Twelve months of doing anything is cause for reflection, especially hiking God’s wondrous creation. Over the year I covered an array of terrains, from meticulously manicured boardwalks in urban Madison, to rocky tops of the Great Smoky Mountains. My ventures have been along shorelines, through woods, across prairies (I live in the Midwest, after all) and even fording a river. I’ve loved following the seasons—snowshoeing in winter, slogging through mud in spring, swatting bugs in summer (only one tick bite that I know of) and the crunch of fallen leaves in autumn. The flowers, oh, the beautiful flowers!
My husband and I are early risers, which rewarded us with beautiful trail sunrises. One month he had Fridays off and we knocked off the Ice Age Trails in the Southern Kettle Moraines. Some weeks we had an onsite picnic afterward, others we ate breakfast at the Hen House in Eagle. Hiking with my husband is the bomb, although I do lots of running to catch up whenever I pause for pictures.
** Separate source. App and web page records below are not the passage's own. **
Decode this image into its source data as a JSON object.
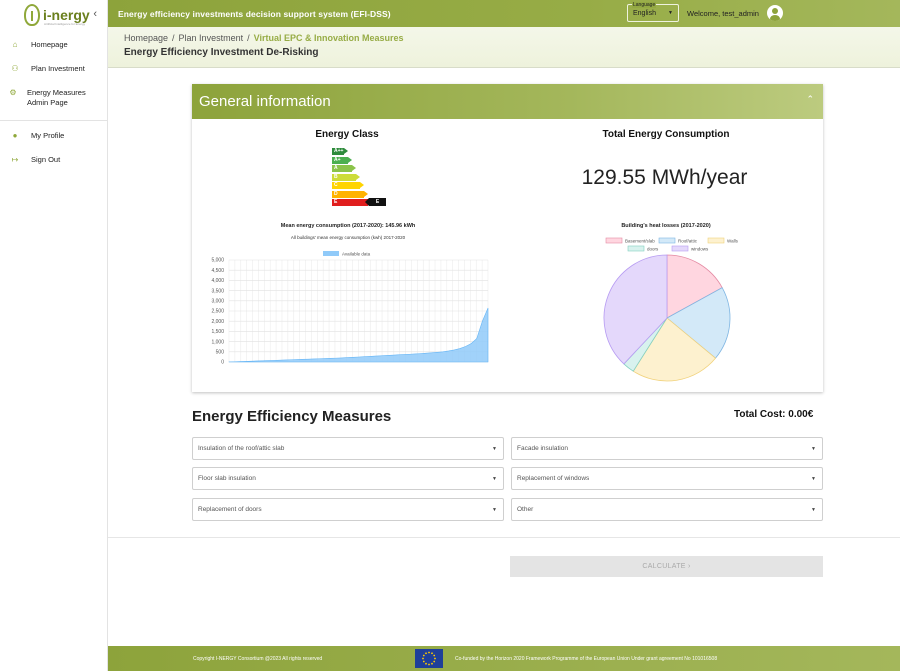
{
  "app": {
    "title": "Energy efficiency investments decision support system (EFI-DSS)",
    "brand": "i-nergy",
    "brand_tag": "Artificial Intelligence for Energy"
  },
  "language": {
    "caption": "Language",
    "value": "English"
  },
  "user": {
    "welcome": "Welcome, test_admin"
  },
  "sidebar": {
    "items": [
      {
        "label": "Homepage",
        "icon": "home-icon"
      },
      {
        "label": "Plan Investment",
        "icon": "users-icon"
      },
      {
        "label": "Energy Measures Admin Page",
        "icon": "gear-icon"
      },
      {
        "label": "My Profile",
        "icon": "profile-icon"
      },
      {
        "label": "Sign Out",
        "icon": "signout-icon"
      }
    ]
  },
  "breadcrumb": [
    "Homepage",
    "Plan Investment",
    "Virtual EPC & Innovation Measures"
  ],
  "page_title": "Energy Efficiency Investment De-Risking",
  "general": {
    "title": "General information",
    "energy_class_title": "Energy Class",
    "energy_class_levels": [
      {
        "label": "A++",
        "color": "#2e8b3c"
      },
      {
        "label": "A+",
        "color": "#4caf50"
      },
      {
        "label": "A",
        "color": "#8bc34a"
      },
      {
        "label": "B",
        "color": "#cddc39"
      },
      {
        "label": "C",
        "color": "#ffd400"
      },
      {
        "label": "D",
        "color": "#ffb300"
      },
      {
        "label": "E",
        "color": "#e01e1e"
      }
    ],
    "energy_class_value": "E",
    "consumption_title": "Total Energy Consumption",
    "consumption_value": "129.55 MWh/year"
  },
  "chart_data": [
    {
      "type": "area",
      "title": "Mean energy consumption (2017-2020): 145.96 kWh",
      "subtitle": "All buildings' mean energy consumption (kwh) 2017-2020",
      "series": [
        {
          "name": "Available data",
          "color": "#90caf9",
          "values": [
            5,
            10,
            20,
            30,
            40,
            50,
            60,
            70,
            80,
            90,
            100,
            110,
            120,
            130,
            140,
            150,
            160,
            170,
            180,
            190,
            200,
            215,
            230,
            245,
            260,
            275,
            290,
            305,
            320,
            335,
            350,
            365,
            380,
            395,
            410,
            430,
            450,
            475,
            500,
            540,
            590,
            660,
            760,
            900,
            1150,
            2000,
            2650
          ]
        }
      ],
      "yticks": [
        0,
        500,
        1000,
        1500,
        2000,
        2500,
        3000,
        3500,
        4000,
        4500,
        5000
      ],
      "ylim": [
        0,
        5000
      ],
      "grid": true,
      "legend": "top"
    },
    {
      "type": "pie",
      "title": "Building's heat losses (2017-2020)",
      "categories": [
        "Basement/slab",
        "Roof/attic",
        "Walls",
        "doors",
        "windows"
      ],
      "values": [
        17,
        19,
        23,
        3,
        38
      ],
      "colors": [
        "#ffd6e0",
        "#d3e9f8",
        "#fdf1cf",
        "#d8f2ee",
        "#e4d8fb"
      ],
      "borders": [
        "#e48aa3",
        "#7fb6e3",
        "#f1d27c",
        "#82d0c2",
        "#b79cf2"
      ],
      "legend": "top"
    }
  ],
  "measures": {
    "title": "Energy Efficiency Measures",
    "total_cost": "Total Cost: 0.00€",
    "selects": [
      "Insulation of the roof/attic slab",
      "Facade insulation",
      "Floor slab insulation",
      "Replacement of windows",
      "Replacement of doors",
      "Other"
    ],
    "calculate_label": "CALCULATE  ›"
  },
  "footer": {
    "copyright": "Copyright I-NERGY Consortium @2023 All rights reserved",
    "funding": "Co-funded by the Horizon 2020 Framework Programme of the European Union Under grant agreement No 101016508"
  }
}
He stops for nothing.
Hiking with my kids and grandkids is also divine. An 11-year-old’s pace ramps my heart rate. A 3-year-old’s attention span reminds me to stop and smell the roses. A 1-year-old’s tolerance of cold is amazing.
Many of my hikes have been solo, which usually means “out and back,” or double the miles. It means I have to pay attention—I admit I’ve needed All-Trails more than once to find my way back to the car. It also means prayer time, thinking time, and time for detailed observation. Forest bathing, a.k.a forest therapy (no actual bathing required:-), comes to mind when I hike by myself. It’s good for the endorphins, that’s for sure.
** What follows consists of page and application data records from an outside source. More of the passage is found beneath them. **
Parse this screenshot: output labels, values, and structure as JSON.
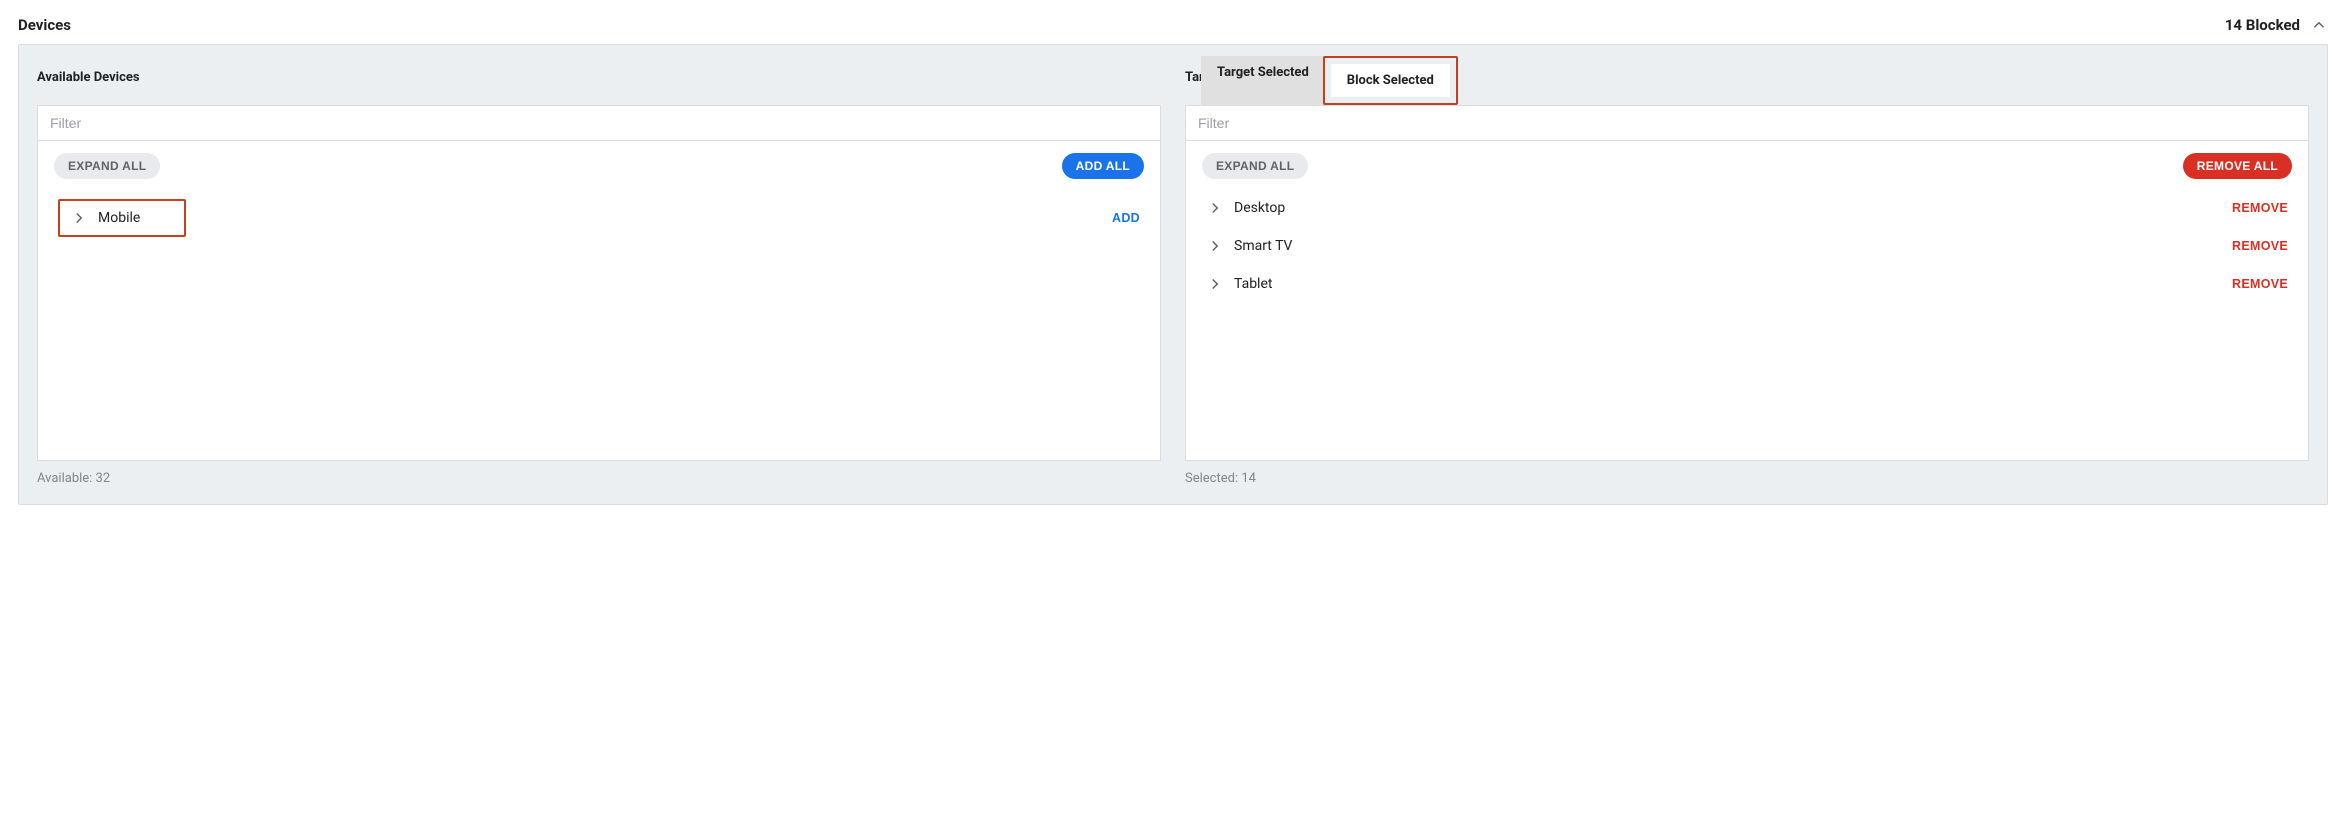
{
  "header": {
    "title": "Devices",
    "blocked_label": "14 Blocked"
  },
  "available": {
    "title": "Available Devices",
    "filter_placeholder": "Filter",
    "expand_all": "EXPAND ALL",
    "add_all": "ADD ALL",
    "items": [
      {
        "label": "Mobile",
        "action": "ADD"
      }
    ],
    "footer": "Available: 32"
  },
  "targeted": {
    "title": "Targeted Devices",
    "tab_target": "Target Selected",
    "tab_block": "Block Selected",
    "filter_placeholder": "Filter",
    "expand_all": "EXPAND ALL",
    "remove_all": "REMOVE ALL",
    "items": [
      {
        "label": "Desktop",
        "action": "REMOVE"
      },
      {
        "label": "Smart TV",
        "action": "REMOVE"
      },
      {
        "label": "Tablet",
        "action": "REMOVE"
      }
    ],
    "footer": "Selected: 14"
  }
}
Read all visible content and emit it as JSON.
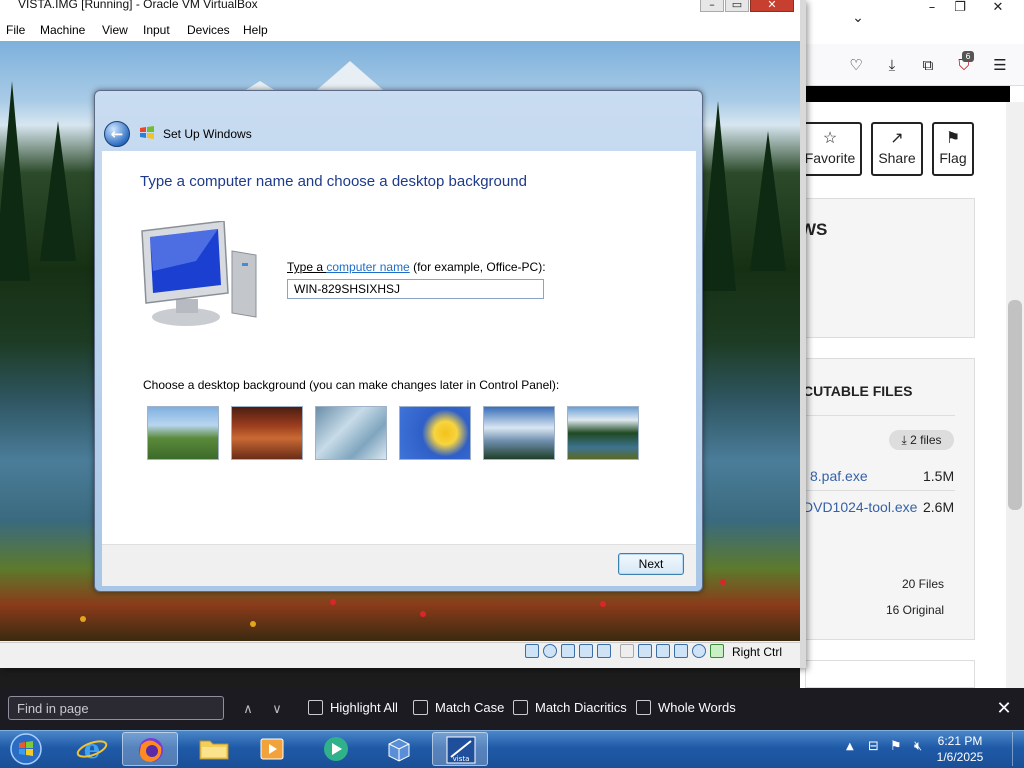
{
  "vbox": {
    "title": "VISTA.IMG [Running] - Oracle VM VirtualBox",
    "menu": [
      "File",
      "Machine",
      "View",
      "Input",
      "Devices",
      "Help"
    ],
    "status_right": "Right Ctrl"
  },
  "dialog": {
    "title": "Set Up Windows",
    "heading": "Type a computer name and choose a desktop background",
    "name_label_prefix": "Type a ",
    "name_label_link": "computer name",
    "name_label_suffix": " (for example, Office-PC):",
    "computer_name": "WIN-829SHSIXHSJ",
    "bg_label": "Choose a desktop background (you can make changes later in Control Panel):",
    "next_label": "Next"
  },
  "firefox": {
    "notif_count": "6",
    "buttons": [
      "Favorite",
      "Share",
      "Flag"
    ],
    "heading_partial": "WS",
    "section_title_partial": "CUTABLE FILES",
    "files_pill": "2 files",
    "files": [
      {
        "name": "8.paf.exe",
        "size": "1.5M"
      },
      {
        "name": "DVD1024-tool.exe",
        "size": "2.6M"
      }
    ],
    "stats": [
      "20 Files",
      "16 Original"
    ]
  },
  "findbar": {
    "placeholder": "Find in page",
    "options": [
      "Highlight All",
      "Match Case",
      "Match Diacritics",
      "Whole Words"
    ]
  },
  "taskbar": {
    "time": "6:21 PM",
    "date": "1/6/2025"
  },
  "colors": {
    "dialog_heading": "#1e3a8a",
    "link": "#1e6ec8",
    "taskbar": "#1f5aa8"
  }
}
Trail beauty of another kind
This year I became enchanted with the Ice Age Trail. Shall we say addicted? What fills my heart most is the sense of community behind it. The group camaraderie of hikers, the volunteers who care for the trail—there’s great beauty in this. When I have an online question, someone always has an answer (and usually with stunning photography). When we hiked the terminus in St. Croix Falls, trail angel Barb kindly transported us to our starting point so we didn’t need to take two cars. We often meet people along the way who are pulling invasive species or clearing brush. We’ve crossed beautiful boardwalks and rested on thoughtfully placed benches, all built by dedicated trail supporters.
When people come together with a shared passion, it’s as good for the soul as nature is itself. I’m so thankful for them.
Paying it forward
This week is #GivingTuesday and Ice Age Trail volunteers inspire me to pay it forward. Each year Adunate accepts two pro bono projects for greatly reduced or no cost. These are projects I strongly support and believe will positively impact God’s creation and the people living within it.
My areas of focus include, but aren’t limited to:
- Agriculture & Animals
- Food & Drink
My deadline for submissions is December 31, 2021. I will let applicants know of my decision in January.